Stored data ▸
Content starts
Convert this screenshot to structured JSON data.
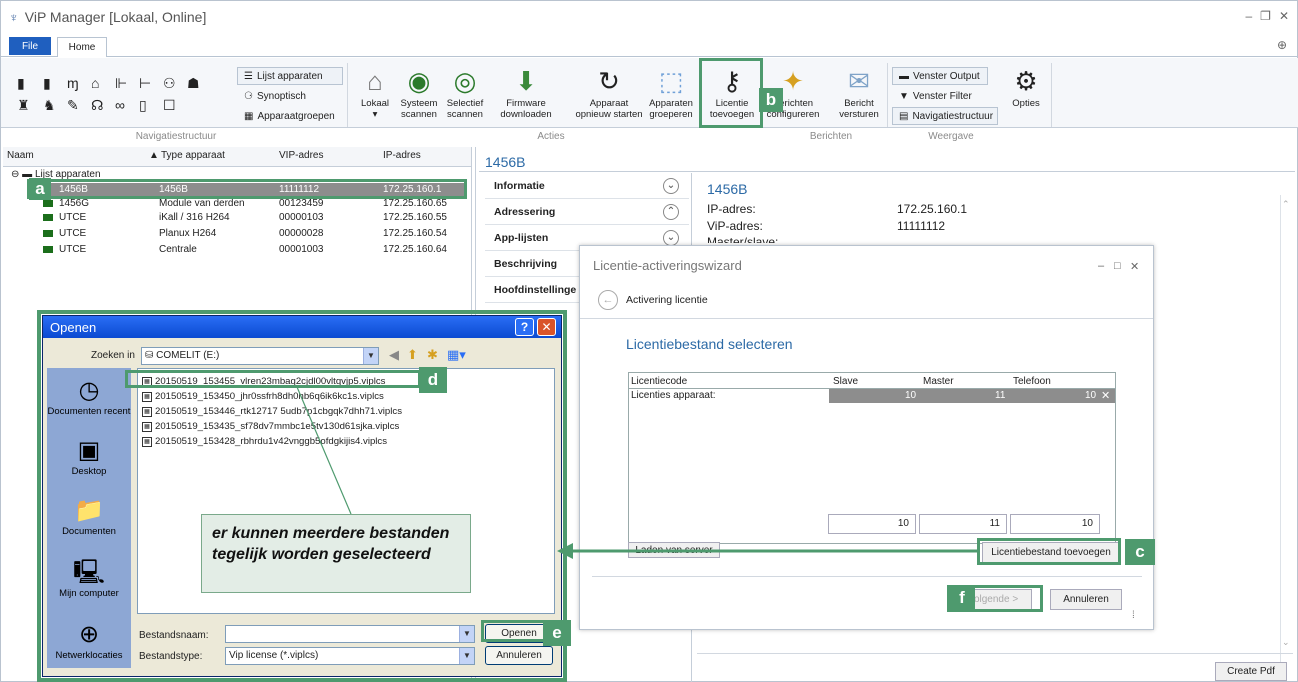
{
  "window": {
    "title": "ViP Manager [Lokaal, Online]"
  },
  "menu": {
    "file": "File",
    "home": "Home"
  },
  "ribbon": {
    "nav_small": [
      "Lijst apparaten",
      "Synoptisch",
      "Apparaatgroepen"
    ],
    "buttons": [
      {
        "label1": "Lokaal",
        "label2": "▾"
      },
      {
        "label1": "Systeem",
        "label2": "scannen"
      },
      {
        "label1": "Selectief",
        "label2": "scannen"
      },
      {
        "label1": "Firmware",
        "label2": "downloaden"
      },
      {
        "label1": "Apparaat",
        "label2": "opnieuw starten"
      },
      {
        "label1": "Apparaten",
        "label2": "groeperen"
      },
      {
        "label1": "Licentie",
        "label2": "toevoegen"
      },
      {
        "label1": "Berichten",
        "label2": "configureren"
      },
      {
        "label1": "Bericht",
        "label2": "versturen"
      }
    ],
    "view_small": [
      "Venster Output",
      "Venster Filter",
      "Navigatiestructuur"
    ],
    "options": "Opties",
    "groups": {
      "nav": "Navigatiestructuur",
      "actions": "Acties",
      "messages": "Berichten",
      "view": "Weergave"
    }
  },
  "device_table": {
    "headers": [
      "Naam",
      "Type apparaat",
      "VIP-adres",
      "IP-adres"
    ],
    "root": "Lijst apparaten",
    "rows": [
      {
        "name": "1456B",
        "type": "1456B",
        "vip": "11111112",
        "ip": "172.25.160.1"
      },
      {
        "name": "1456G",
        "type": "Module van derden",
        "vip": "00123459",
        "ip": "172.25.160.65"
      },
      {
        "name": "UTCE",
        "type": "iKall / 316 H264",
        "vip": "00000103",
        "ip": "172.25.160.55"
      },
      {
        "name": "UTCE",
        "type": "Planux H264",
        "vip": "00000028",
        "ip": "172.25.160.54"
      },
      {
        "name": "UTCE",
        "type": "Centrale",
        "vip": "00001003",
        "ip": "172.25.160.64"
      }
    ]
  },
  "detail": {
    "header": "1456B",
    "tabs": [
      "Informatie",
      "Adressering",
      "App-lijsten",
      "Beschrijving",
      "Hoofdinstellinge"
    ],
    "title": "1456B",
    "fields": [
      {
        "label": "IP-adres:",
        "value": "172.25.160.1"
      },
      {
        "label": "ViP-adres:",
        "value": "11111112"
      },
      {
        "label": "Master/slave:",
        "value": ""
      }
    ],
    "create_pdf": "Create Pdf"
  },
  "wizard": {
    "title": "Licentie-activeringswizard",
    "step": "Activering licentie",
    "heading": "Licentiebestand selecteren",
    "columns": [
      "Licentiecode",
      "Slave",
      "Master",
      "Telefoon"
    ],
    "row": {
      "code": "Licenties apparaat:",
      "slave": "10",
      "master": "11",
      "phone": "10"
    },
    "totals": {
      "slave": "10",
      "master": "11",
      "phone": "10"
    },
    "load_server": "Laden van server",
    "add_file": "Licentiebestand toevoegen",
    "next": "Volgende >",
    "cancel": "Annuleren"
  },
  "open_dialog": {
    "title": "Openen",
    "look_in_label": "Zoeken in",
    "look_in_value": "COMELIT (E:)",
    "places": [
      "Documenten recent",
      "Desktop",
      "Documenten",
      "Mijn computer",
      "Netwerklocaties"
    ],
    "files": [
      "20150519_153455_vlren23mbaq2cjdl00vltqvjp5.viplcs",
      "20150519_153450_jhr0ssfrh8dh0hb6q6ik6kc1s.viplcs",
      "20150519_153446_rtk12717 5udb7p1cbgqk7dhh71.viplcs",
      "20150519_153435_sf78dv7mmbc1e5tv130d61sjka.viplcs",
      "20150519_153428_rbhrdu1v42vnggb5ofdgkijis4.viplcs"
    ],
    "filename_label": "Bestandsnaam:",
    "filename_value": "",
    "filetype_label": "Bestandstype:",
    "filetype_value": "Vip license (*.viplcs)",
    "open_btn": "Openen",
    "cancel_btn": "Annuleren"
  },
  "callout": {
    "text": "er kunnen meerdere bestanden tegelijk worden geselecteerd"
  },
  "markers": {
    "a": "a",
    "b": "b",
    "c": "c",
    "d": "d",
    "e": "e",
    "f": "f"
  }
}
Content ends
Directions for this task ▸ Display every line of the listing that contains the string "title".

Your solution ▸
    "title": "ViP Manager [Lokaal, Online]"
    "title": "1456B",
    "title": "Licentie-activeringswizard",
    "title": "Openen",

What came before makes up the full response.